Project charter development is like an anchor point. That is what defines what exactly the project is. All the relevant plans are the next most important set of activities. These would include project management plan development, direct and manage project execution and monitor and control. The final set of activities is the closing of the project or the current phase. Changes are inevitable. What needs to be done is that an integrated change management is in place so that these changes do not cause any chaos.

What are the important check items a PM should keep in mind always?
A PM needs to be constantly aware of a few key issues. Risk is one such issue. A PM should be able to take lowest risk actions. That requires that he/she is constantly aware of the risks. Assumptions, issues and dependencies applicable to decisions taken, defined scope and just about everything else should be clearly known to the PM. RAID is a mnemonic applied to these factors. For a PM, being on top of RAID is vital.

Part 4 will take up another five questions. 10 articles will cover 50 questions between them.

Project Management Concepts – Awareness and Control

I’ve been giving some thought recently as to what lies behind the work we do as project managers. Too often we get caught up in the tools and techniques, the how of what we do, without looking at the concepts and ideas behind it, the why of what we do.

Today, I want to look at what we are trying to achieve when managing a project. What do we actually want to get from project management?

The project management concept I want to look at today is: Project management needs both awareness and control of the project. Control is impossible without awareness.

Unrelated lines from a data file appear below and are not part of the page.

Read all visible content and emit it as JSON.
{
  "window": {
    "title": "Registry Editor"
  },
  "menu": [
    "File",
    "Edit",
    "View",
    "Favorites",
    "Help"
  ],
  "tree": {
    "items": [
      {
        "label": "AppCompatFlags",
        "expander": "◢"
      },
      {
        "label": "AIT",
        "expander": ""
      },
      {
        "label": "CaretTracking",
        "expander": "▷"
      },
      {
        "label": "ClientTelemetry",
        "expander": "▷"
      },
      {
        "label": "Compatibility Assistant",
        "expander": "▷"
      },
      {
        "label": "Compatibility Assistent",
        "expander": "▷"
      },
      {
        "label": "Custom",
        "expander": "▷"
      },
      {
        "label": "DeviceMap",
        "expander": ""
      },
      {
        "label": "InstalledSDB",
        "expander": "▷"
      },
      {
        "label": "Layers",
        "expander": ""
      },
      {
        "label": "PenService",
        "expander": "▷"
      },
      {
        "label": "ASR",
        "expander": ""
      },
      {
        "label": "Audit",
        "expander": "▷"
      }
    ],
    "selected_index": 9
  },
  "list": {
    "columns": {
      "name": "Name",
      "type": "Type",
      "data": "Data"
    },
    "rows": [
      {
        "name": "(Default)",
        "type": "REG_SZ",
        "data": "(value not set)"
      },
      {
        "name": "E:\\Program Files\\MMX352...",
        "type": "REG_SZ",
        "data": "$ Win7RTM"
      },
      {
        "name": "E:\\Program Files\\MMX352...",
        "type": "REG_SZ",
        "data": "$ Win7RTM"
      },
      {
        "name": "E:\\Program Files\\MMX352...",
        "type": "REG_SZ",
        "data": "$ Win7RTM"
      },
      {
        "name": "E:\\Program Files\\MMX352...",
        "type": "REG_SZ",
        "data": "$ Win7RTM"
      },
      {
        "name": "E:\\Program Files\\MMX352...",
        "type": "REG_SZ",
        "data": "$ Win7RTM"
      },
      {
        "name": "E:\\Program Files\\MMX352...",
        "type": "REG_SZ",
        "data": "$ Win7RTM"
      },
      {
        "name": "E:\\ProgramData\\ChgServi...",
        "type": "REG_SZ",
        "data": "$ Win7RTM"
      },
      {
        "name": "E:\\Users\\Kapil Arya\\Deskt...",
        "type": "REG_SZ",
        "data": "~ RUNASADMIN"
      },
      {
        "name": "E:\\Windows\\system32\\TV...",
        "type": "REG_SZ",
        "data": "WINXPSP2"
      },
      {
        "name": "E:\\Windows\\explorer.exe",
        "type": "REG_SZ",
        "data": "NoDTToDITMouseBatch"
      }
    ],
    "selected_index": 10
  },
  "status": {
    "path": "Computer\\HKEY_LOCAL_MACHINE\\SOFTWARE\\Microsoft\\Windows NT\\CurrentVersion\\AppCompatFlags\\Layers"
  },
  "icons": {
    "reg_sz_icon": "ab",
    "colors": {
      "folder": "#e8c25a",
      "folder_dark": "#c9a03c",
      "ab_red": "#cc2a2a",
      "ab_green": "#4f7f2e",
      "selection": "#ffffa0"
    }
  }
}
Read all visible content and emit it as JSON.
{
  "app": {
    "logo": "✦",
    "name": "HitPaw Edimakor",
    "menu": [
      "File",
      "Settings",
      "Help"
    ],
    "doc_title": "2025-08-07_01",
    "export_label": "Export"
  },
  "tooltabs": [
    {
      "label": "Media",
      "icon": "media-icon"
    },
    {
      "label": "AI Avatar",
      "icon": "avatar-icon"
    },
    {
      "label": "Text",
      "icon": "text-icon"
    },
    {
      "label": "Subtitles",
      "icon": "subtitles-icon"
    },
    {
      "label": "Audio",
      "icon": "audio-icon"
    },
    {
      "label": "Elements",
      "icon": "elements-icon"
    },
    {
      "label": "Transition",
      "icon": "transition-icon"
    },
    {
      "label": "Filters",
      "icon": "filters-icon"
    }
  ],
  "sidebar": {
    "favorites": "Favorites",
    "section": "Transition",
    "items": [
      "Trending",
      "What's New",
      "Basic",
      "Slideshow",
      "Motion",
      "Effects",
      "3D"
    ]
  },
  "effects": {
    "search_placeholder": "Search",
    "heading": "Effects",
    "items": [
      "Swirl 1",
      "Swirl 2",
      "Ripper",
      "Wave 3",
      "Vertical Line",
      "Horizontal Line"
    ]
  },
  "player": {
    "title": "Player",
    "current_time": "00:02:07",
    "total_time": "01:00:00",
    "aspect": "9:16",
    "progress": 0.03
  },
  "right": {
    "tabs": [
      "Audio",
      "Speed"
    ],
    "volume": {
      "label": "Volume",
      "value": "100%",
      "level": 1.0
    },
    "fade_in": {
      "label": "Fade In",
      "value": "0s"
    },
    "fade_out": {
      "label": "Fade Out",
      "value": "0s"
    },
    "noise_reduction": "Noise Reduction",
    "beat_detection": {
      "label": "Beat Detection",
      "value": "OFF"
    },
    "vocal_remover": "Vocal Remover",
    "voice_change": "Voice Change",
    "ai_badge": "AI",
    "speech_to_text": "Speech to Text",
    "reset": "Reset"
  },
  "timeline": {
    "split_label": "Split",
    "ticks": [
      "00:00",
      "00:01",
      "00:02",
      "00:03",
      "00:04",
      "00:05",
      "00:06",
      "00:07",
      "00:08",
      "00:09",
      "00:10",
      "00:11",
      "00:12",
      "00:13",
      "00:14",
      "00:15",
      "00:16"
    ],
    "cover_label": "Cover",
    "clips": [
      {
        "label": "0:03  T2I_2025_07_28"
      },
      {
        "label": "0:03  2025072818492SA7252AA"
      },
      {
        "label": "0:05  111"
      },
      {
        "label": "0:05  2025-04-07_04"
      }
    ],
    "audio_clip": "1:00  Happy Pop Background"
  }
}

We already know that project management is about bringing change into a business, in a limited fashion. In other words, we attempt to control change, to stop it being chaos.

But to be able to do that, to have that element of control, we also need to understand what is actually happening with the project. We need to have an awareness of what is going on.

Without that awareness, control becomes impossible. You simply cannot know what direction you need to steer the project in if you don’t know what direction it is currently going in! You can’t know if your attempts at control are working unless you can see what is happening.

So, we need to be aware of what is happening in the project, so that we can then try to control what is happening in the project. And that brings us to a project management concept: Project management needs both awareness and control of the project. Control is impossible without awareness.